As reported by AccuWeather:
In the atmosphere, air flows from high to low pressure. The setup into Wednesday is like having two giant atmospheric fans working as a team with one pulling and the other pushing the air in the same direction.
Normally, mountains to the north and east of Los Angeles would protect the downtown which sits in a basin. However, with the assistance of the offshore storm, there will be areas of gusty winds even in the L.A. Basin. The winds may get strong enough in parts of the basin to break tree limbs and lead to sporadic power outages and sparks that could ignite fires.
"Typically, Santa Ana winds stay out of downtown Los Angeles and the L.A. Basin, but this time, conditions may set up just right to bring 30- to 40-mph wind gusts even in those typically calm condition areas," said AccuWeather Senior Meteorologist Mike Doll.
For a deeper dive:
- Bond Fire South of LA Forces 25,000 to Flee - EcoWatch ›
- 'Explosive' Southern California Lake Fire Spreads to 10,000 Acres ... ›
- 10 Wildfires Ignite Around Los Angeles in Unseasonable Wind and ... ›
EcoWatch Daily Newsletter
"Prevention is the cure for child/teen cancer." This is the welcoming statement on a website called 'TheReasonsWhy.Us', where families affected by childhood cancers can sign up for a landmark new study into the potential environmental causes.
Nearly 1.6 million people in the southern part of Madagascar have faced food insecurity since 2016, experiencing one drought after another, the United Nations World Food Program reported.
- Half a Degree of Warming Makes a Big Difference to Global Food ... ›
- UN Warns of Impending Food Crisis - EcoWatch ›
- Global Hunger Is Increasing, New UN Report Finds - EcoWatch ›
- Construction Begins on Keystone XL Pipeline in Montana - EcoWatch ›
- Trump Approves Keystone XL Pipeline, Groups Vow 'The Fight Is ... ›
- Keystone XL Pipeline Construction to Forge Ahead During ... ›
By Monir Ghaedi
As the COVID-19 pandemic continues to keep most of Europe on pause, the EU aims for a breakthrough in its space program. The continent is seeking more than just a self-sufficient space industry competitive with China and the U.S.; the industry must also fit into the European Green Deal.

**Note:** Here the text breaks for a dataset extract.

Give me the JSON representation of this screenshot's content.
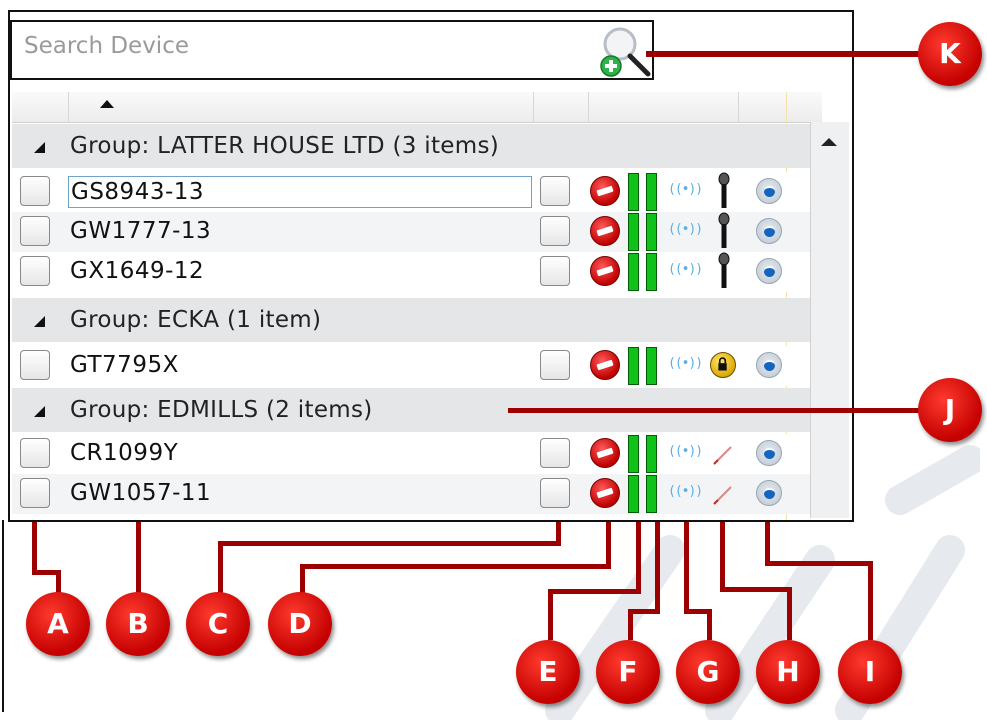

European satellites continue to provide data on climate change.